Enduro bikes have taken the mountain bike world by storm. These are bikes designed to hit the descents alongside their downhill bike siblings, only to be pedalled back to the top. None of that pushing up lark. More runs, more fun.
The rise of the enduro bike is down to the format of its namesake, the racing itself. A race format that is essentially like being out with your mates, it is all about competing on the down, not too worried about heading back up. This is an ethos that most mountain bikers can get along with, racing or not. These modern enduro bikes are really going everywhere with us now. From hacking it about your local woods to big alpine days out, they are seriously versatile bikes.
If you looked at them as a sum of their parts, enduro bikes would look very similar.
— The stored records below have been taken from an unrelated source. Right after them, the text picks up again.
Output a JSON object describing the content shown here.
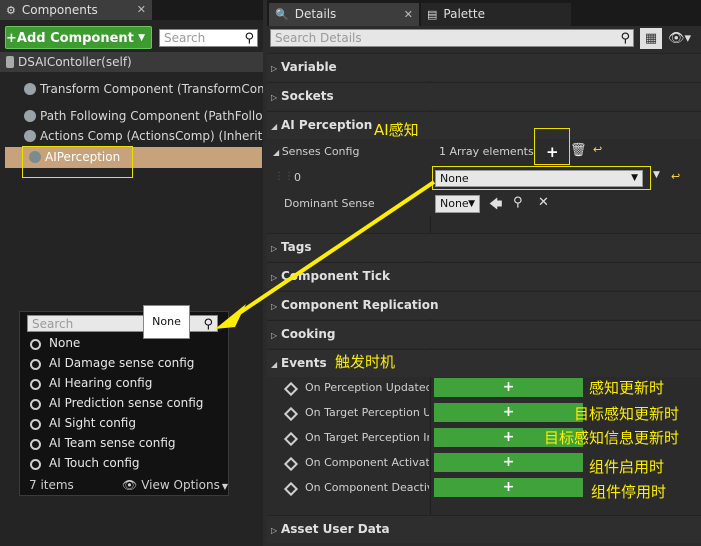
{
  "components_panel": {
    "tab_title": "Components",
    "add_button_label": "+Add Component",
    "search_placeholder": "Search",
    "items": [
      "DSAIContoller(self)",
      "Transform Component (TransformComp",
      "Path Following Component (PathFollow",
      "Actions Comp (ActionsComp) (Inherited)",
      "AIPerception"
    ]
  },
  "sense_picker": {
    "search_placeholder": "Search",
    "tooltip": "None",
    "options": [
      "None",
      "AI Damage sense config",
      "AI Hearing config",
      "AI Prediction sense config",
      "AI Sight config",
      "AI Team sense config",
      "AI Touch config"
    ],
    "items_count": "7 items",
    "view_options_label": "View Options"
  },
  "details_panel": {
    "tabs": [
      "Details",
      "Palette"
    ],
    "search_placeholder": "Search Details",
    "categories": {
      "variable": "Variable",
      "sockets": "Sockets",
      "ai_perception": "AI Perception",
      "tags": "Tags",
      "component_tick": "Component Tick",
      "component_replication": "Component Replication",
      "cooking": "Cooking",
      "events": "Events",
      "asset_user_data": "Asset User Data"
    },
    "senses_config_label": "Senses Config",
    "array_elements": "1 Array elements",
    "index_label": "0",
    "index_value": "None",
    "dominant_sense_label": "Dominant Sense",
    "dominant_sense_value": "None",
    "events": [
      "On Perception Updated",
      "On Target Perception Upd",
      "On Target Perception Info",
      "On Component Activated",
      "On Component Deactivat"
    ],
    "event_button_label": "+"
  },
  "annotations": {
    "ai_perception": "AI感知",
    "events": "触发时机",
    "event_notes": [
      "感知更新时",
      "目标感知更新时",
      "目标感知信息更新时",
      "组件启用时",
      "组件停用时"
    ]
  },
  "colors": {
    "accent_yellow": "#ffee00",
    "add_green": "#3d9c30",
    "selection": "#c8a27a"
  }
}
Sporting on average 150mm to 180mm travel, with wide bars, dropper seat posts and running 1x drivetrains, you could say they were all one species. Characteristically however, these are all different animals. Each has a mind of its own, some bulldozing through the descents like a bull elephants on heat, while some climb like supple leopard eager for the big days out. Companies are really pushing the boundaries of geometry too, all in the quest of making these bikes as capable as ever. They come in a range of materials, with many companies exploring the world of carbon whilst some delve deeper into aluminium. Proving that neither material is superior.
We put the bikes through some serious testing to come out with this years Dirt 100. So without further ado, here they are, the cream of the crop…